* Exercise instructions: Pictures stay out of the answer, but every line of the material must be restated exactly.

* Records supplied:
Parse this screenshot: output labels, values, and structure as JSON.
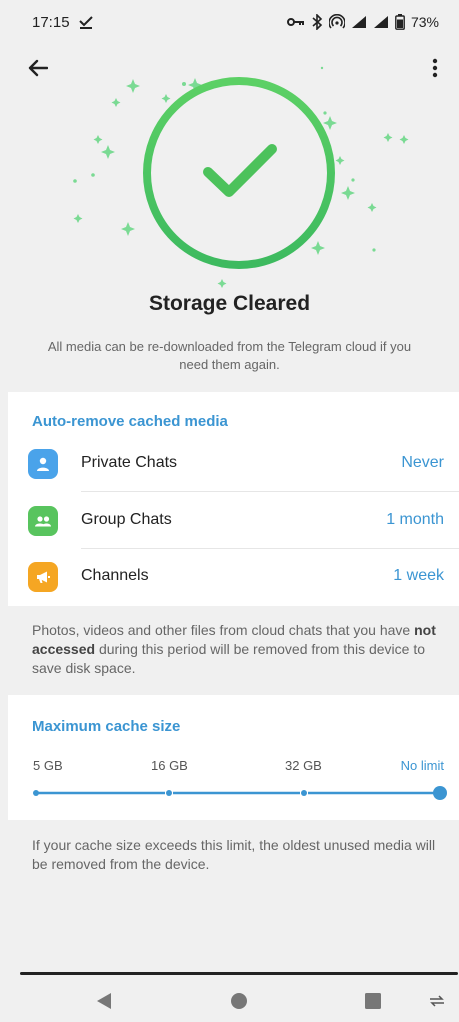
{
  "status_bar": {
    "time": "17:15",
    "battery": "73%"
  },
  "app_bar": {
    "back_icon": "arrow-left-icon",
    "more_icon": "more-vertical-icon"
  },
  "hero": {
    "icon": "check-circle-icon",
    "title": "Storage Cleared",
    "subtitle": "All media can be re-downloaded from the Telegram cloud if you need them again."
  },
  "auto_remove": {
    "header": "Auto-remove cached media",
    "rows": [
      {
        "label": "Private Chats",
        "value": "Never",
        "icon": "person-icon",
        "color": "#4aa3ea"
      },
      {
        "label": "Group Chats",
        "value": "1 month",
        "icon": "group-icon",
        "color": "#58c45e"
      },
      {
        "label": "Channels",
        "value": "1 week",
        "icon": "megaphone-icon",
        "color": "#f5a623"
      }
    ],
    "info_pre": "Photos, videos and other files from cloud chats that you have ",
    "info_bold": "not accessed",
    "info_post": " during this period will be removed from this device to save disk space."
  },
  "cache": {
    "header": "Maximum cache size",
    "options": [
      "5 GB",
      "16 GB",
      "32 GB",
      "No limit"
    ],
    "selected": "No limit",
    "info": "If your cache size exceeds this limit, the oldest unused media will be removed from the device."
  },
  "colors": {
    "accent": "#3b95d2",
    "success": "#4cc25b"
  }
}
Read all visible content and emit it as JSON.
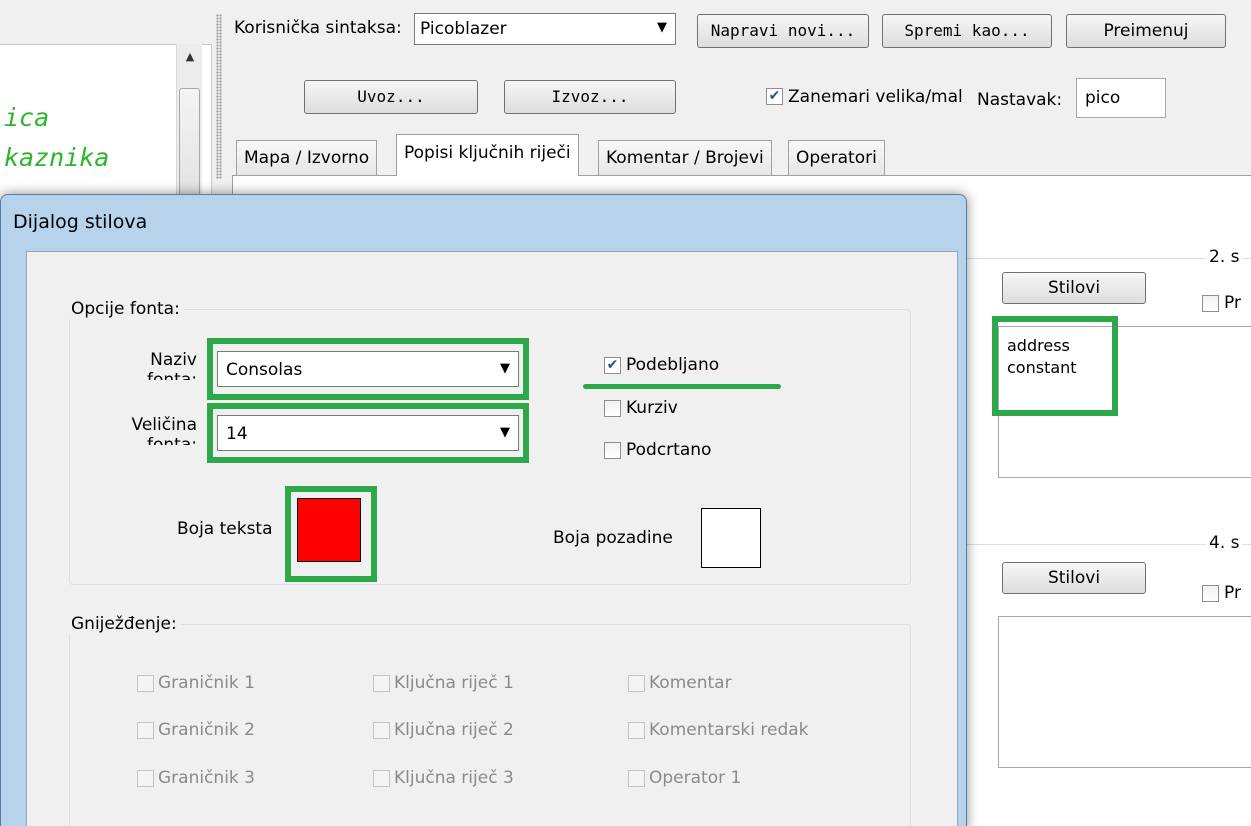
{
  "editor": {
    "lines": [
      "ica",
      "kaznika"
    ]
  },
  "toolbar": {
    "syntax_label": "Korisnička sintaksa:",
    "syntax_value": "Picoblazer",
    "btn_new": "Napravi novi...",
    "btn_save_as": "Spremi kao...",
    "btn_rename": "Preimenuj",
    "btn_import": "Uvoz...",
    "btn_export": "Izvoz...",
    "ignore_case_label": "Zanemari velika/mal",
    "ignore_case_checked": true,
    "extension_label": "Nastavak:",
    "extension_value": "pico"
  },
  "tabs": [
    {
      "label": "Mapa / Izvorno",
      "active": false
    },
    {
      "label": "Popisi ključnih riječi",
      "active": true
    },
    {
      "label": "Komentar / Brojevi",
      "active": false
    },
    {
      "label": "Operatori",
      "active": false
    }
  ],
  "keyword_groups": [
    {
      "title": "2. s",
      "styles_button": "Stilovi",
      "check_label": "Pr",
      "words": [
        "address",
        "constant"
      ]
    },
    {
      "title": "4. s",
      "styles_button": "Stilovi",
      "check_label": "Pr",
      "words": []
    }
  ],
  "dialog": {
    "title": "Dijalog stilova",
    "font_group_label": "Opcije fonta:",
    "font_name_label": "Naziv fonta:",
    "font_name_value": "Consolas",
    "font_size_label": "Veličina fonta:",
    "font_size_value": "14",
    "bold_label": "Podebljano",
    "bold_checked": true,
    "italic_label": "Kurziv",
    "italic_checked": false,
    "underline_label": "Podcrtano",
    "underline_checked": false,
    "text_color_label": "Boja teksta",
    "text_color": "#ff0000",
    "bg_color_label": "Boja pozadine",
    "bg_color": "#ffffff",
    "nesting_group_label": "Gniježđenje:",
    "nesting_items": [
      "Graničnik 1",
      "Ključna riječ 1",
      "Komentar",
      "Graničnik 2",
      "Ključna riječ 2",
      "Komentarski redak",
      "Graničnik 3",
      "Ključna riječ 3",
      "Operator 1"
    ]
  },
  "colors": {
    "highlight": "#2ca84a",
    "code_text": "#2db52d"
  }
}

* Answer for this exercise:
Parse this screenshot: output labels, values, and structure as JSON.
{
  "status_bar": {
    "time": "17:15",
    "battery": "73%"
  },
  "app_bar": {
    "back_icon": "arrow-left-icon",
    "more_icon": "more-vertical-icon"
  },
  "hero": {
    "icon": "check-circle-icon",
    "title": "Storage Cleared",
    "subtitle": "All media can be re-downloaded from the Telegram cloud if you need them again."
  },
  "auto_remove": {
    "header": "Auto-remove cached media",
    "rows": [
      {
        "label": "Private Chats",
        "value": "Never",
        "icon": "person-icon",
        "color": "#4aa3ea"
      },
      {
        "label": "Group Chats",
        "value": "1 month",
        "icon": "group-icon",
        "color": "#58c45e"
      },
      {
        "label": "Channels",
        "value": "1 week",
        "icon": "megaphone-icon",
        "color": "#f5a623"
      }
    ],
    "info_pre": "Photos, videos and other files from cloud chats that you have ",
    "info_bold": "not accessed",
    "info_post": " during this period will be removed from this device to save disk space."
  },
  "cache": {
    "header": "Maximum cache size",
    "options": [
      "5 GB",
      "16 GB",
      "32 GB",
      "No limit"
    ],
    "selected": "No limit",
    "info": "If your cache size exceeds this limit, the oldest unused media will be removed from the device."
  },
  "colors": {
    "accent": "#3b95d2",
    "success": "#4cc25b"
  }
}
Read all visible content and emit it as JSON.
{
  "editor": {
    "lines": [
      "ica",
      "kaznika"
    ]
  },
  "toolbar": {
    "syntax_label": "Korisnička sintaksa:",
    "syntax_value": "Picoblazer",
    "btn_new": "Napravi novi...",
    "btn_save_as": "Spremi kao...",
    "btn_rename": "Preimenuj",
    "btn_import": "Uvoz...",
    "btn_export": "Izvoz...",
    "ignore_case_label": "Zanemari velika/mal",
    "ignore_case_checked": true,
    "extension_label": "Nastavak:",
    "extension_value": "pico"
  },
  "tabs": [
    {
      "label": "Mapa / Izvorno",
      "active": false
    },
    {
      "label": "Popisi ključnih riječi",
      "active": true
    },
    {
      "label": "Komentar / Brojevi",
      "active": false
    },
    {
      "label": "Operatori",
      "active": false
    }
  ],
  "keyword_groups": [
    {
      "title": "2. s",
      "styles_button": "Stilovi",
      "check_label": "Pr",
      "words": [
        "address",
        "constant"
      ]
    },
    {
      "title": "4. s",
      "styles_button": "Stilovi",
      "check_label": "Pr",
      "words": []
    }
  ],
  "dialog": {
    "title": "Dijalog stilova",
    "font_group_label": "Opcije fonta:",
    "font_name_label": "Naziv fonta:",
    "font_name_value": "Consolas",
    "font_size_label": "Veličina fonta:",
    "font_size_value": "14",
    "bold_label": "Podebljano",
    "bold_checked": true,
    "italic_label": "Kurziv",
    "italic_checked": false,
    "underline_label": "Podcrtano",
    "underline_checked": false,
    "text_color_label": "Boja teksta",
    "text_color": "#ff0000",
    "bg_color_label": "Boja pozadine",
    "bg_color": "#ffffff",
    "nesting_group_label": "Gniježđenje:",
    "nesting_items": [
      "Graničnik 1",
      "Ključna riječ 1",
      "Komentar",
      "Graničnik 2",
      "Ključna riječ 2",
      "Komentarski redak",
      "Graničnik 3",
      "Ključna riječ 3",
      "Operator 1"
    ]
  },
  "colors": {
    "highlight": "#2ca84a",
    "code_text": "#2db52d"
  }
}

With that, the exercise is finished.